By Monika Chansoria
February 16, 2014
South Asia's nuclear dimension tends to keep the subcontinent on a perennial simmer calling for necessary steps to stabilise nuclear deterrence and minimise existential nuclear dangers. That is why it is so important that the people of South Asia seem to "like" — on Facebook — a new nuclear Confidence Building Measure (CBM). CBMs are clearly necessary to improve strategic stability between New Delhi and Islamabad.
I am part of a group of select strategic experts from India and Pakistan working in our respective individual capacities proposing a specific nuclear CBM exercise between India and Pakistan. The group recommends mutually verified, irreversible and transparent elimination of obsolescent short-range ballistic missiles (SRBMs) from the nuclear arsenals of India and Pakistan under a bilateral agreement on a cooperative basis.

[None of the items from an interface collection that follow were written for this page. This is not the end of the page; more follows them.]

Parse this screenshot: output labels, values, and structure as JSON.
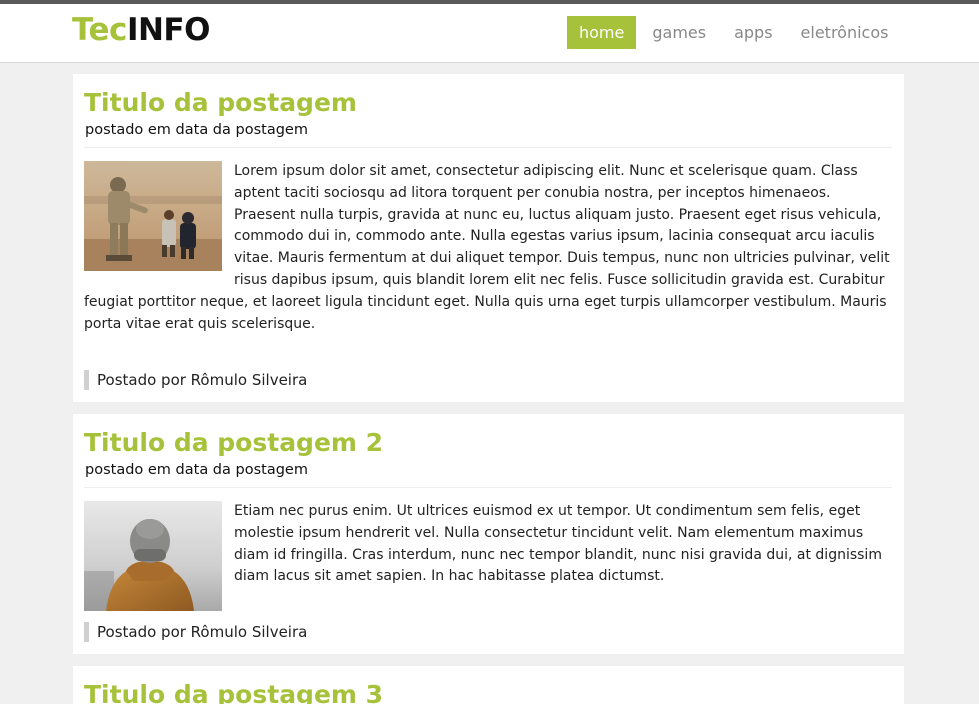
{
  "header": {
    "logo_part1": "Tec",
    "logo_part2": "INFO",
    "nav": [
      {
        "label": "home",
        "active": true
      },
      {
        "label": "games",
        "active": false
      },
      {
        "label": "apps",
        "active": false
      },
      {
        "label": "eletrônicos",
        "active": false
      }
    ]
  },
  "posts": [
    {
      "title": "Titulo da postagem",
      "date": "postado em data da postagem",
      "image": "soldier-with-children-photo",
      "body": "Lorem ipsum dolor sit amet, consectetur adipiscing elit. Nunc et scelerisque quam. Class aptent taciti sociosqu ad litora torquent per conubia nostra, per inceptos himenaeos. Praesent nulla turpis, gravida at nunc eu, luctus aliquam justo. Praesent eget risus vehicula, commodo dui in, commodo ante. Nulla egestas varius ipsum, lacinia consequat arcu iaculis vitae. Mauris fermentum at dui aliquet tempor. Duis tempus, nunc non ultricies pulvinar, velit risus dapibus ipsum, quis blandit lorem elit nec felis. Fusce sollicitudin gravida est. Curabitur feugiat porttitor neque, et laoreet ligula tincidunt eget. Nulla quis urna eget turpis ullamcorper vestibulum. Mauris porta vitae erat quis scelerisque.",
      "author": "Postado por Rômulo Silveira"
    },
    {
      "title": "Titulo da postagem 2",
      "date": "postado em data da postagem",
      "image": "person-in-beanie-photo",
      "body": "Etiam nec purus enim. Ut ultrices euismod ex ut tempor. Ut condimentum sem felis, eget molestie ipsum hendrerit vel. Nulla consectetur tincidunt velit. Nam elementum maximus diam id fringilla. Cras interdum, nunc nec tempor blandit, nunc nisi gravida dui, at dignissim diam lacus sit amet sapien. In hac habitasse platea dictumst.",
      "author": "Postado por Rômulo Silveira"
    },
    {
      "title": "Titulo da postagem 3"
    }
  ],
  "colors": {
    "accent": "#a6c23a",
    "page_bg": "#f0f0f0",
    "nav_text": "#888888"
  }
}
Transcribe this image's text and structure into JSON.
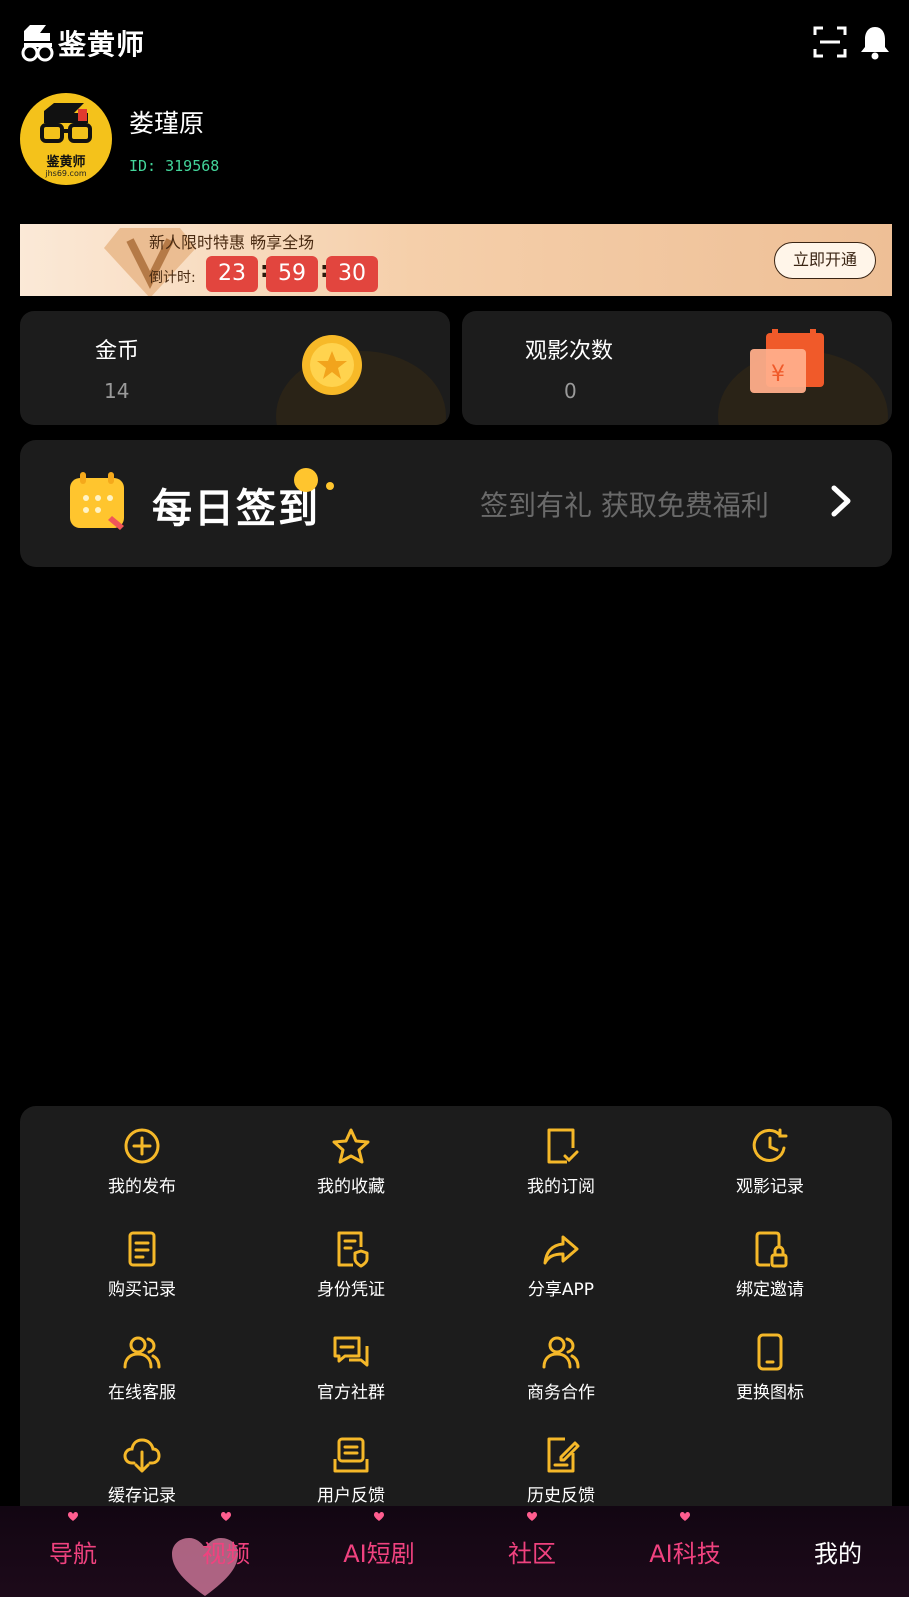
{
  "header": {
    "app_name": "鉴黄师",
    "icons": [
      "scan-icon",
      "bell-icon"
    ]
  },
  "profile": {
    "username": "娄瑾原",
    "id_text": "ID: 319568",
    "avatar_text": "鉴黄师",
    "avatar_subtext": "jhs69.com"
  },
  "vip_banner": {
    "title": "新人限时特惠 畅享全场",
    "countdown_label": "倒计时:",
    "countdown": {
      "hours": "23",
      "minutes": "59",
      "seconds": "30"
    },
    "button_label": "立即开通"
  },
  "stats": {
    "coins": {
      "label": "金币",
      "value": "14",
      "icon": "gold-coin-icon"
    },
    "views": {
      "label": "观影次数",
      "value": "0",
      "icon": "ticket-icon"
    }
  },
  "checkin": {
    "title": "每日签到",
    "subtitle": "签到有礼 获取免费福利",
    "icon": "calendar-icon"
  },
  "menu": {
    "items": [
      {
        "label": "我的发布",
        "icon": "plus-circle-icon"
      },
      {
        "label": "我的收藏",
        "icon": "star-icon"
      },
      {
        "label": "我的订阅",
        "icon": "subscribe-doc-icon"
      },
      {
        "label": "观影记录",
        "icon": "history-clock-icon"
      },
      {
        "label": "购买记录",
        "icon": "receipt-icon"
      },
      {
        "label": "身份凭证",
        "icon": "id-credential-icon"
      },
      {
        "label": "分享APP",
        "icon": "share-arrow-icon"
      },
      {
        "label": "绑定邀请",
        "icon": "phone-lock-icon"
      },
      {
        "label": "在线客服",
        "icon": "users-icon"
      },
      {
        "label": "官方社群",
        "icon": "chat-bubbles-icon"
      },
      {
        "label": "商务合作",
        "icon": "partners-icon"
      },
      {
        "label": "更换图标",
        "icon": "phone-icon"
      },
      {
        "label": "缓存记录",
        "icon": "cloud-download-icon"
      },
      {
        "label": "用户反馈",
        "icon": "feedback-tray-icon"
      },
      {
        "label": "历史反馈",
        "icon": "edit-doc-icon"
      }
    ]
  },
  "bottom_nav": {
    "items": [
      {
        "label": "导航",
        "active": false
      },
      {
        "label": "视频",
        "active": false
      },
      {
        "label": "AI短剧",
        "active": false
      },
      {
        "label": "社区",
        "active": false
      },
      {
        "label": "AI科技",
        "active": false
      },
      {
        "label": "我的",
        "active": true
      }
    ]
  },
  "colors": {
    "accent_gold": "#f5b829",
    "nav_pink": "#f0427f",
    "id_green": "#43d59a",
    "countdown_red": "#e2453e",
    "card_bg": "#1c1c1c"
  }
}
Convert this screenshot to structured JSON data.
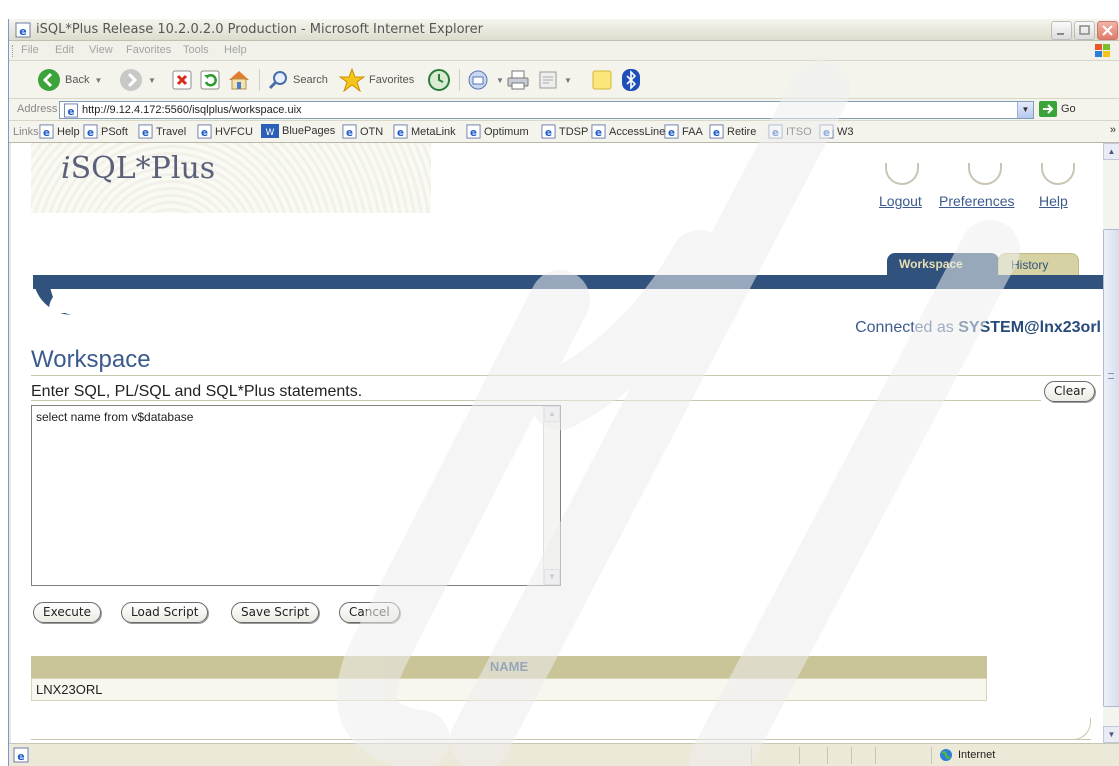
{
  "window": {
    "title": "iSQL*Plus Release 10.2.0.2.0 Production - Microsoft Internet Explorer"
  },
  "menu": [
    "File",
    "Edit",
    "View",
    "Favorites",
    "Tools",
    "Help"
  ],
  "toolbar": {
    "back_label": "Back",
    "search_label": "Search",
    "favorites_label": "Favorites"
  },
  "address": {
    "label": "Address",
    "url": "http://9.12.4.172:5560/isqlplus/workspace.uix",
    "go_label": "Go"
  },
  "links": {
    "label": "Links",
    "items": [
      "Help",
      "PSoft",
      "Travel",
      "HVFCU",
      "BluePages",
      "OTN",
      "MetaLink",
      "Optimum",
      "TDSP",
      "AccessLine",
      "FAA",
      "Retire",
      "ITSO",
      "W3"
    ],
    "more": "»"
  },
  "app": {
    "brand_prefix": "i",
    "brand_rest": "SQL*Plus",
    "global_links": {
      "logout": "Logout",
      "preferences": "Preferences",
      "help": "Help"
    },
    "tabs": {
      "workspace": "Workspace",
      "history": "History"
    },
    "connected_prefix": "Connected as",
    "connected_user": "SYSTEM@lnx23orl",
    "page_title": "Workspace",
    "instructions": "Enter SQL, PL/SQL and SQL*Plus statements.",
    "clear_label": "Clear",
    "sql_text": "select name from v$database",
    "buttons": {
      "execute": "Execute",
      "load_script": "Load Script",
      "save_script": "Save Script",
      "cancel": "Cancel"
    },
    "results": {
      "column": "NAME",
      "rows": [
        "LNX23ORL"
      ]
    }
  },
  "status": {
    "zone": "Internet"
  },
  "colors": {
    "oracle_blue": "#30527d",
    "tab_text": "#e8dfb0",
    "results_header": "#cac598",
    "link_blue": "#3c5b8d"
  },
  "icons": {
    "page": "ie-page-icon",
    "back": "back-arrow-icon",
    "forward": "forward-arrow-icon",
    "stop": "stop-icon",
    "refresh": "refresh-icon",
    "home": "home-icon",
    "search": "search-icon",
    "favorites": "favorites-star-icon",
    "history": "history-icon",
    "mail": "mail-icon",
    "print": "printer-icon",
    "edit": "edit-icon",
    "notes": "notes-icon",
    "bluetooth": "bluetooth-icon",
    "globe": "internet-globe-icon"
  }
}
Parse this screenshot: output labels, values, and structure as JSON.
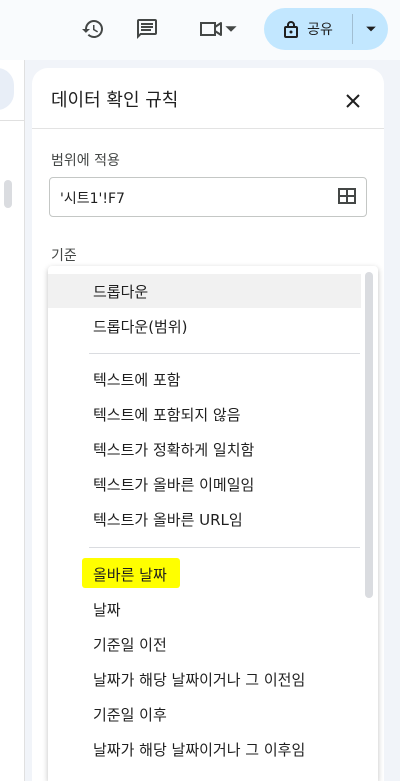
{
  "toolbar": {
    "history_icon": "history-icon",
    "comment_icon": "comment-icon",
    "meet_icon": "video-camera-icon",
    "share_label": "공유",
    "share_icon": "lock-icon"
  },
  "panel": {
    "title": "데이터 확인 규칙",
    "apply_label": "범위에 적용",
    "range_value": "'시트1'!F7",
    "criteria_label": "기준"
  },
  "menu": {
    "items": [
      "드롭다운",
      "드롭다운(범위)",
      "텍스트에 포함",
      "텍스트에 포함되지 않음",
      "텍스트가 정확하게 일치함",
      "텍스트가 올바른 이메일임",
      "텍스트가 올바른 URL임",
      "올바른 날짜",
      "날짜",
      "기준일 이전",
      "날짜가 해당 날짜이거나 그 이전임",
      "기준일 이후",
      "날짜가 해당 날짜이거나 그 이후임"
    ]
  },
  "colors": {
    "share_bg": "#c2e7ff",
    "highlight": "#ffff00"
  }
}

India's Prithvi I and II missiles and Pakistan's HATF I and II missiles, held in the inventory of both sides since many decades are fast approaching obsolescence and will probably be removed from service in the next few years. These systems have outlived their strategic utility for operational and technical reasons and are inherently dangerous and destabilising due to forward deployment. Notwithstanding costs of maintenance, the obsolescent factor also adds to related safety concerns. Moreover, the dangers of miscalculation or unauthorised launch, in addition to better ISR capabilities, allowing both sides to quickly pick up signs of the missiles being prepared, cannot be brushed aside.
With better delivery capabilities becoming available for both India and Pakistan, the utility of SRBMs falls substantially. In the Indian case, there is agreement that the Prithvi missile is excellent for conventional conflict due to its capability to effectively engage value targets deep inside the adversary's territory. However, addressing the issue of declining reliability and replacement with more sophisticated systems also needs to be taken into account. Significance of the Prithvi I as a nuclear-tipped missile has fundamentally been reduced with the induction of Agni I missile ranging 700 km.
The group, of which I am part of, has participated in what could be described as a one-off missile dismantlement mock exercise on full-scale solid and liquid-fuelled missiles, in which the participants went through a phase-by-phase approach beginning with identification of the missiles to be included in the elimination exercise. To help the group get a grasp on the practical and technical feasibility of verification and transparency, measures undertaken included exchanging photographs of the designated missiles, reciprocal on-site inspection visits, negotiations over the use of tools, techniques and procedural detailing for managed access.
Most importantly, all this was done while ensuring that each side secured its sensitive information and the irreversibility aspect of dismantlement was given priority. In fact the very basic foundation or tools for CBMs including communication, constraint, transparency, and verification measures (such as data collection and verifying host compliance) were practically demonstrated by our group.
Perhaps where this group stands out strikingly is the manner in which it has attempted to acquire feedback from generation next by reaching out publicly through social media platforms like YouTube and Facebook — a first for any such exercise till date. A short documentary film spanning six minutes titled, New Missiles CBMs for South Asia, was made when we conducted the dismantlement exercise and has been uploaded on YouTube. In what can be described as very encouraging response, over 337,000 "unique" views of the video have been recorded essentially from South Asia itself since I sent this piece to press. In addition, 40,600 South Asians "liked" the video on Facebook and 17,606 people (essentially all from India or Pakistan) signed on as "fans" of this nuclear CBM process, known as the Colombo Initiative (in that we designed and initiated the process in Colombo way back in 2010).
The removal and ultimate elimination of identified obsolescent SRBMs cited above, from India and Pakistan's nuclear arsenal will, firstly, eliminate disadvantages of SRBMs and secondly, serve as an excellent CBM and as nuclear risk-reduction measure without impinging upon the continuing modernisation of either side's strategic forces. The endeavour of the group is to put forth a small, albeit substantial step, in the direction towards enhancing sustained strategic stability in the subcontinent. What clearly emerges from the response of the social media on this nuclear CBM initiative is that the youth of India and Pakistan are evidently in favour of maintaining peace and stability in the region and efforts such as this nuclear CBM will be remembered as a capstone initiative.